The distribution of seagrasses in a 15-ha area in the mid-Indian River lagoon on Florida's central east coast was mapped. Halodule wrightii Aschers. dominated in shallow (< 0.4 m) and Syringodium filiforme Kutz. in deeper water (> 0.5 m). Thalassia testudinum Banks ex König occurred as scattered patches. Areal coverage of monospecific stands of the three major seagrasses was: Syringodium 35%, Halodule 14%, Thalassia 6% and bare sand 21%. Mixed species stands, mostly Syringodium with Hallodule, covered 25% of the total study area. Above-ground seagrass biomass was maximum in summer (June–July) and minimum in late winter (February–March). Summer maxima ranged from 60 g dry wt. m−2 for Syringodium to ∼ 300 g dry wt. m−2 for Thalassia, with Halodule intermediate at 160 g dry wt. m−2.Because distribution of unattached benthic macroalgae (“drift algae”), primarily Gracilaria spp., was highly aggregated, aggregations were first mapped, followed by stratified quadrat sampling in order to estimate total drift algal abundance. In April 1982, high-density patches covering a few hectares averaged 409 g dry wt. m−2. At maximum abundance, averaged over the entire 15-ha mapped area, drift algal biomass was 164 g dry wt. m−2; mean above-ground seagrass biomass was only 49 g dry wt. m−2. Other large expanses of the lagoon had similar accumulations of drift algae; densities of some accumulations exceeded 15 000 g dry wt. m−2. Year-to-year variability of seagrass and drift algal abundance was high and may be related to variations in light levels.Drift algae harbor high densities of animals and at times may be quantitatively more important locally than seagrasses in terms of habitat, nutrient dynamics and primary production.

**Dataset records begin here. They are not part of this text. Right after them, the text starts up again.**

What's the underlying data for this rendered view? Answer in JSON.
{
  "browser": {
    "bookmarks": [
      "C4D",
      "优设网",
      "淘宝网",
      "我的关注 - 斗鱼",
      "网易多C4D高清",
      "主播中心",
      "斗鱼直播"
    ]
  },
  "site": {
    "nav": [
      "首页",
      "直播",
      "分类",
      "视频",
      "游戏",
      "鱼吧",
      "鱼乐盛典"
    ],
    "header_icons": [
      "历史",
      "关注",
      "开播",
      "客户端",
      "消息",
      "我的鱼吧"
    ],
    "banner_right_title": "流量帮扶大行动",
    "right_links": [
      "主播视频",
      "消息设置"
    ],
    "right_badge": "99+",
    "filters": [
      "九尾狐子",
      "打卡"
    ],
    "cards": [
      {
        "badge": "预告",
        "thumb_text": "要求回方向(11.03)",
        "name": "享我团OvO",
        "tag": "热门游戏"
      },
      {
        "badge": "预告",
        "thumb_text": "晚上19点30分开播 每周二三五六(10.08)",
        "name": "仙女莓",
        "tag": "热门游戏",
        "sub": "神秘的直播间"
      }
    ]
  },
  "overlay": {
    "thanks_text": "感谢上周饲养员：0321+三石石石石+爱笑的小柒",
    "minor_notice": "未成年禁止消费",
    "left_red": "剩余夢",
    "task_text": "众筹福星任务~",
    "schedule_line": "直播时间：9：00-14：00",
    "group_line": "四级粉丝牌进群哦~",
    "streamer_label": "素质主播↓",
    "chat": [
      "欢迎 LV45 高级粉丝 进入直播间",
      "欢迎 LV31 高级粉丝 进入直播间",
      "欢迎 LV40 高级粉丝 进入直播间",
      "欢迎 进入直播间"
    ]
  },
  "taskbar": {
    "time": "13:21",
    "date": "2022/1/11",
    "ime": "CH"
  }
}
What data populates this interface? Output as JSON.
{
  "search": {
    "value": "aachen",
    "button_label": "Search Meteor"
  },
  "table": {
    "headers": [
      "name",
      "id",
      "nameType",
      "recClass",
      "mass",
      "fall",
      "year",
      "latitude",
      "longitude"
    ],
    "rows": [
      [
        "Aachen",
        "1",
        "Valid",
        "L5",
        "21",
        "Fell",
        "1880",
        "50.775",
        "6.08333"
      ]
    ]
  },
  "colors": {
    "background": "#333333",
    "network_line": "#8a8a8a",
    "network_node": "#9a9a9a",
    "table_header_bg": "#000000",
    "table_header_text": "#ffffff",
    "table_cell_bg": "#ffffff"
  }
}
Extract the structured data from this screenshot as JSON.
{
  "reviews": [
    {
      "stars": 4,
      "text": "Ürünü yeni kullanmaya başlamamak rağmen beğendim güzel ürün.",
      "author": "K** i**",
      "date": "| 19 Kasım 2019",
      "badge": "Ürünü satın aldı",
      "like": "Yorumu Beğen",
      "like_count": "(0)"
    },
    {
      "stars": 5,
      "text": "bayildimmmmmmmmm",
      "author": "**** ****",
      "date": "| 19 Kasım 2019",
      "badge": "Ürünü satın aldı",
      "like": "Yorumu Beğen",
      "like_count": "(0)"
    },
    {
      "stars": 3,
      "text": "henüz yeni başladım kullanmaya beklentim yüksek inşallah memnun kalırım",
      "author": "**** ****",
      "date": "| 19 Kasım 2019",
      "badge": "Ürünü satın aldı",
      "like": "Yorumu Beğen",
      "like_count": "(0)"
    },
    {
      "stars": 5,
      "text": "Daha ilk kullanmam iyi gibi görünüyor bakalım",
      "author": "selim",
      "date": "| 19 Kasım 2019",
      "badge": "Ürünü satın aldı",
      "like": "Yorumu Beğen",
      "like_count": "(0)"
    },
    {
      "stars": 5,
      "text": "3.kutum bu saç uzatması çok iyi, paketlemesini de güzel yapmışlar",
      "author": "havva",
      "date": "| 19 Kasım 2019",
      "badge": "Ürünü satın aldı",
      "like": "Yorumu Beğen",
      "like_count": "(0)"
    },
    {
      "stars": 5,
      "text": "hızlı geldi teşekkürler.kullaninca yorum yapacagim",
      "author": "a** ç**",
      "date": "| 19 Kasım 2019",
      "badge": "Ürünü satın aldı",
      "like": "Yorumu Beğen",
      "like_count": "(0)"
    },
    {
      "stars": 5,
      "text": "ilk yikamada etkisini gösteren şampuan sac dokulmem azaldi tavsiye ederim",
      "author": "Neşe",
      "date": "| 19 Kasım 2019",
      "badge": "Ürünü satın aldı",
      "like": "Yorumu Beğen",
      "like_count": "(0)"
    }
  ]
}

Fresh and senescent leaves were collected from eight mangrove species: Avicennia marina (Forsk.) Vierh., Bruguiera gymnorrhiza (L.) Lamarck, Ceriops tagal (Perr.) C.B. Rob., Heritiera littoralis (Dryand) Ait., Lumnitzera racemosa Van Steenis, Rhizophora mucronata Lamarck, Sonneratia alba J. Smith and Xylocarpus granatum Koenig occuring at the Gazi Bay on the coast of Kenya. They were analyzed for organic carbon and nitrogen. Statistical analysis of the data has shown that the eight species differ significantly in C:N atomic ratios. C:N ratios for fresh leaves are: Rhizophora 78±9; Bruguiera 70±9; Ceriops 69±4; Xylocarpus 39±7; Lumnitzera 39±1; Sonneratia 34±1; Avicennia 27±5; Heritiera 24±1. A change in mean C:N ratio, for all the species, from 47.5±21 in fresh leaves to 129±60 in senescent leaves indicates that approximately 64% of nitrogen is resorbed by the plants. The mean δ13C value for the mangrove leaves is −27.3±1.4‰ and is representative of C3 terrestrial plants.